My worries instantly vanished. Whereas Captain Blythers had character with its sloping floors and antique furniture, Sailor Jacks has a fresh, simplistic look that enhances rather than detracts from its crown jewel: the views beyond the bay windows.

Sailor Jacks essentially rebuilt the restaurant from the ground up.

"We discovered that the building had no foundation," said owner James Morgan. "It had been there from 1868, so it needed a little work. We gutted the kitchen, brought in new furniture and just tried to improve on what was already there."

Golds and maroons blanket the walls, which are covered in still-life paintings of wines, cheeses, breads and fruit. Window shades block out the sun without totally obscuring the views. Entrees and starters are served in pristine white dishes. A full bar still remains upstairs (and is open for one extra hour nightly after food service ends). An outdoor patio is ideal on summer days.

We settled into our table by the window and immediately were greeted by our server, Sharon.

Prompt and efficient service are all I expect when dining out; Sharon went a step further, seeming to anticipate our needs and to genuinely care about our experience. She even served up a dish of ranch dressing when she overheard my stepdaugther, Dana, say she prefers that to catsup with her fries.

Solid selections

For starters, Dana chose a cup of New England clam chowder ($6) garnished with an in-shell clam and loaded with fresh clams and potatoes. Dana loves clam chowder and gave this one a thumb's up.

My husband opted for the pan-roasted cherry stone clams ($12) in a garlic and chardonnay sauce. The medium-size clams were surprisingly rich with meat and succulent in their sauce. My husband never even felt inclined to reach for the slice of lemon that Sharon brought to the table.

I selected the Star Route Farms organic baby iceberg lettuce ($8.50) that is Sailor Jacks' version of a wedge. The fresh salad was crisp but benefited most of all from the flavorful crumbles of honey bacon. Instead of blue cheese dressing, I had the ranch, which tasted homemade rather than from a bottle.

We didn't have long to wait for our entrees after the appetizer plates were cleared.
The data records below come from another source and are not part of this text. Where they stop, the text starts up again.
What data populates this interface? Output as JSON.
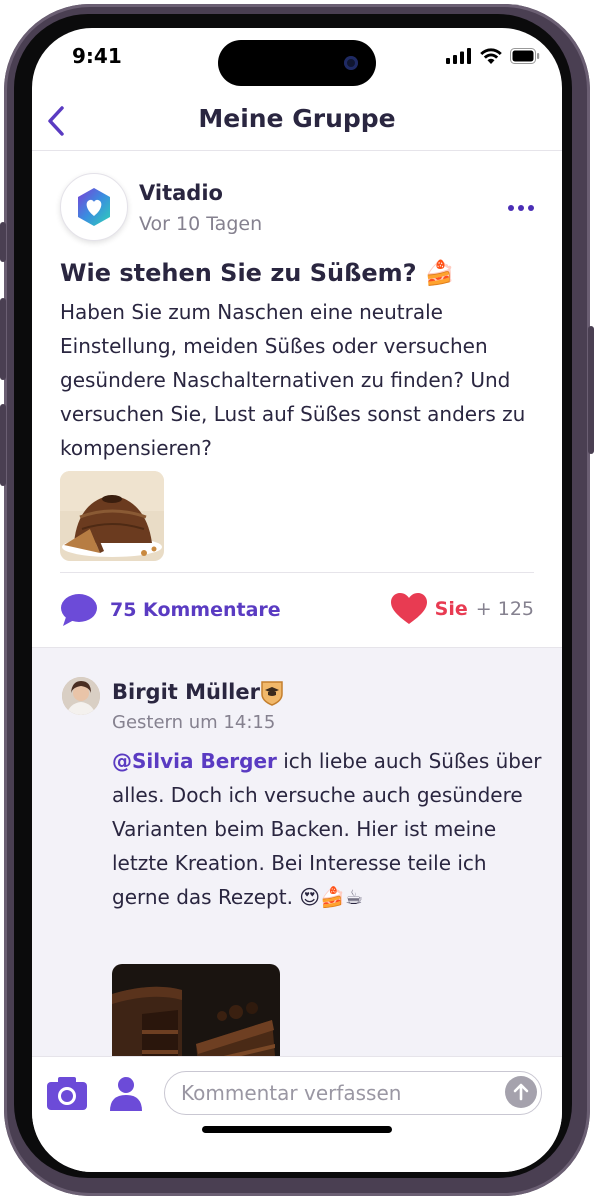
{
  "status_bar": {
    "time": "9:41"
  },
  "nav": {
    "title": "Meine Gruppe"
  },
  "post": {
    "author": "Vitadio",
    "time": "Vor 10 Tagen",
    "title": "Wie stehen Sie zu Süßem? 🍰",
    "body": "Haben Sie zum Naschen eine neutrale Einstellung, meiden Süßes oder versuchen gesündere Naschalternativen zu finden? Und versuchen Sie, Lust auf Süßes sonst anders zu kompensieren?",
    "comments_label": "75 Kommentare",
    "like_you": "Sie",
    "like_count": "+ 125"
  },
  "comment": {
    "author": "Birgit Müller",
    "time": "Gestern um 14:15",
    "mention": "@Silvia Berger",
    "text": " ich liebe auch Süßes über alles. Doch ich versuche auch gesündere Varianten beim Backen. Hier ist meine letzte Kreation. Bei Interesse teile ich gerne das Rezept. 😍🍰☕"
  },
  "composer": {
    "placeholder": "Kommentar verfassen"
  },
  "colors": {
    "accent": "#5a3bc2",
    "like": "#e83b52",
    "text": "#2a2640",
    "muted": "#85818f"
  }
}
Once again, my family went for variety. Dana ordered the Big John's Garlic Vodka Prawns ($21) served over mashed potatoes and julienned seasonal vegetables. The dish was packed with a delicious and bold spice. The vegetables, however, tasted stringy and overcooked.

My husband went with the Anchor Steam Battered Fish and Chips ($15) served with lime scallion slaw. Again, the side dish lacked "wow," but the battered fish was plump, crisp and tasty.

I steered away from the seafood to sample the 16-ounce ribeye steak ($27), cooked just the way I ordered it and smothered in a melted Pt. Reyes Blue cheese shallot butter that enhanced the flavor of every bite. The garlic fries were excellent, too, with the right blend of garlic and spices; everyone helped me polish these off.

Portion problem

Sailor Jacks took some hits in the first few months following its April opening because of the quality of the food.

Without question, executive chef Maynard Oestreich and his staff have come into their own. Almost everything we ate was delicious. Dana even called the Chocolate Seduction Cake ($6.50) with raspberry sauce and homemade whip cream the best chocolate cake she's ever eaten - I was impressed, too.

My only problem with Sailor Jacks, and one that may resonate with many diners, is the portion size. Dana's entree came with only five prawns — nowhere near enough to warrant a $21 price tag. The fish and chips were piled high with fries but featured only two pieces of fish.

On the flip side, Sailor Jacks is very generous with its drink servings. My husband's glass of chardonnay ($6) was full and his dessert port ($9) more than double what he usually receives when dining out.

The latter may go a long way to explaining why guests linger so long at Sailor Jacks. At the end of the day, nothing beats sipping a drink while staring out at one of the Bay Area's top water views.